Consistency, Consistency, Consistency!
Once you’ve discovered your parenting style, it’s important to keep everyone on the same page. Let your partner, your family, and your child’s caregivers know the approach you’ve chosen to use to parent your child. These people also play a huge role in your child’s lives, so try to work together to stay consistent. When caregivers allow different behaviors, respond differently to misbehavior, or offer varying levels of supervision, it can cause major confusion for your child. Try to keep the approach as consistent as you can!
Communicating from Birth
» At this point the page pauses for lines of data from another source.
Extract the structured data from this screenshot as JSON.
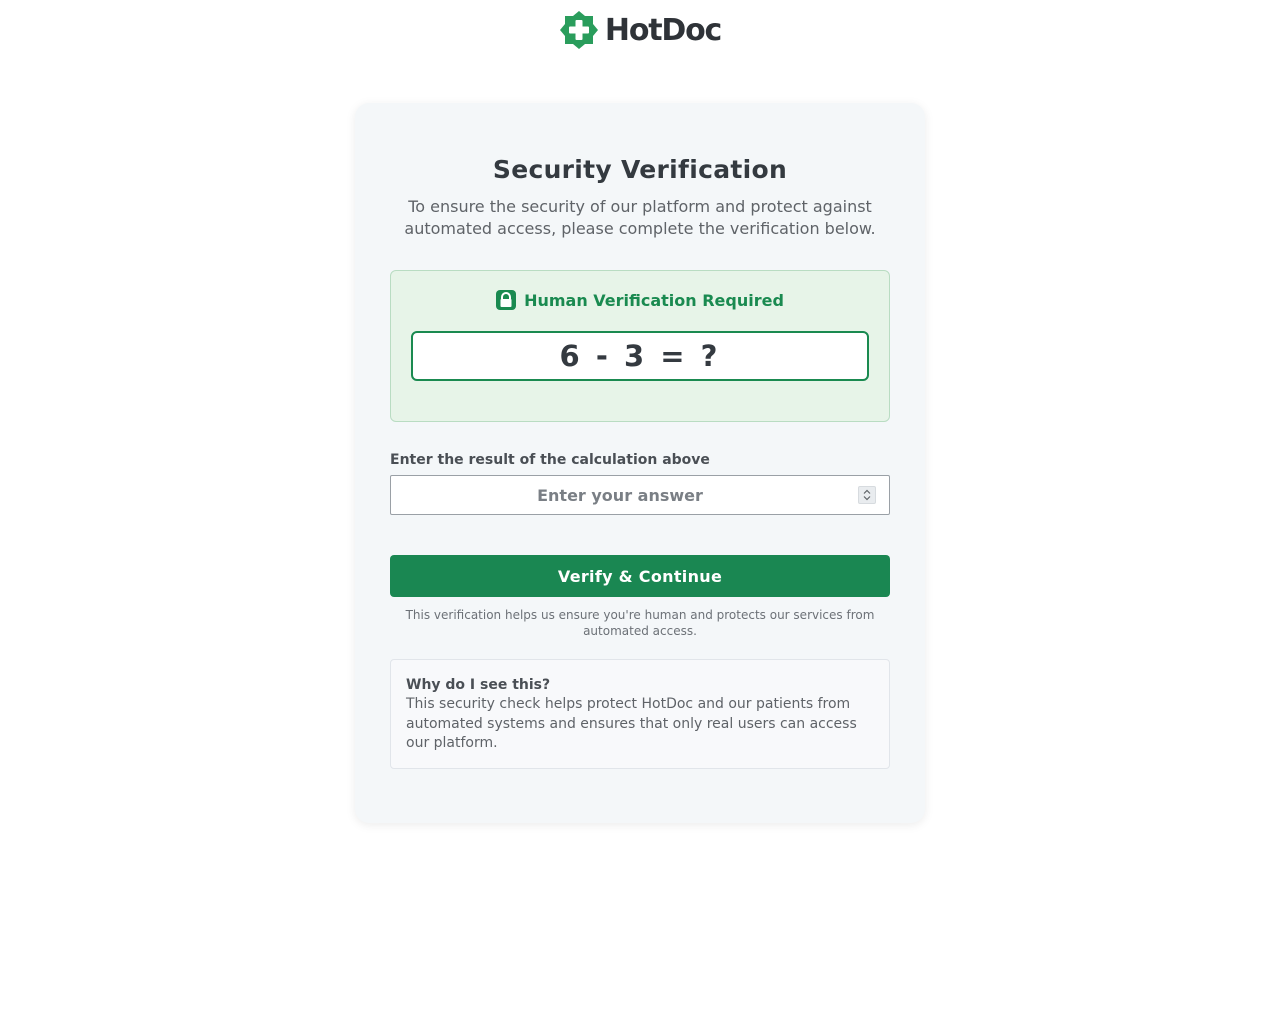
{
  "brand": {
    "name": "HotDoc",
    "logo_icon": "medical-cross-icon",
    "accent_color": "#2a9d5c"
  },
  "card": {
    "title": "Security Verification",
    "subtitle": "To ensure the security of our platform and protect against automated access, please complete the verification below."
  },
  "verification": {
    "heading": "Human Verification Required",
    "heading_icon": "lock-icon",
    "equation": "6 - 3 = ?",
    "accent_color": "#1a8a50"
  },
  "answer": {
    "label": "Enter the result of the calculation above",
    "placeholder": "Enter your answer",
    "value": ""
  },
  "actions": {
    "submit_label": "Verify & Continue",
    "submit_color": "#1a8752"
  },
  "note": "This verification helps us ensure you're human and protects our services from automated access.",
  "why": {
    "title": "Why do I see this?",
    "text": "This security check helps protect HotDoc and our patients from automated systems and ensures that only real users can access our platform."
  }
}
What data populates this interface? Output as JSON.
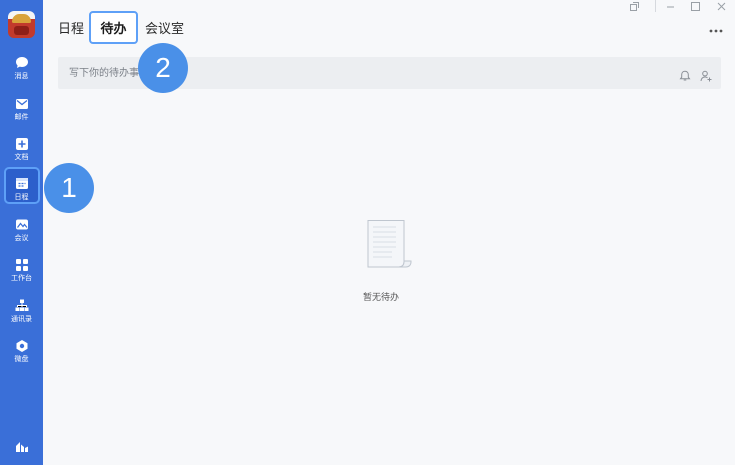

Effective communication is at the heart of positive relationships with babies. We already discussed how babies communicate their feelings through gestures and sounds. When parents and caregivers respond to a baby’s sounds and gestures in a positive, attentive way, babies learn that they are loved, understood, and important. From this, they can also learn to care for others. Most importantly, they learn to trust that adults will care for them.
Make it a point to talk to your infant about everything. For example, “Now I’m going to change your diaper.” Even though your baby may be babbling at you, speak back to them like you understand every word. It may seem pointless, but their brains are processing language and developing important language skills for when they’re ready to talk.
As your baby approaches 6-9 months of age, become your baby’s interpreter. Watch what they point at and ask out loud if they’d like you to hand it to them. As they approach 12 months, they will start understanding more than they can say and they can even begin to follow simple commands such as, “Go get your ball.”
Communicating in Toddler and Preschool Years
As your baby becomes a toddler, follow their lead, joining them as they tell you their interests and ideas. When describing things to your toddler, now is the time to relate new things to those that are familiar. For instance, “That dog reminds me of Buddy” or “That leaf is green, the color of our car.” If they cannot say words properly, substituting “ju ju” for juice or “pisketti” for spaghetti, gently correct them with the proper word.
If you haven’t already began a story time routine, now is the time to start! Children love reading, both because they find books interesting but also because they get to spend one on one time with you. Find a time to routinely read books with your child. The more you read to them, the more likely they are to pick up on language and communication skills, as well as an understanding of the world around them.
Be a Role Model
Learning how to communicate properly can be really hard! Be prepared for your little ones to have meltdowns once in a while – they’re upset and they are trying to communicate that to you. Try not to get angry at their tantrum, but show them how to properly convey their emotions. Take a few deep breaths and calmly explain the situation to your little one. Be a model of the cool and collected attitude that you want your little one to possess.
Check out this toolkit “Communicating with Children: Principles and Practices to Nurture, Inspire, Excite, Educate, and Heal” by UNICEF
Watch a video from the Center for Disease Control and Prevention to discover ways to listen and talk with your child
Read over this resource providing strategies for parents and caregivers to support the development of communication skills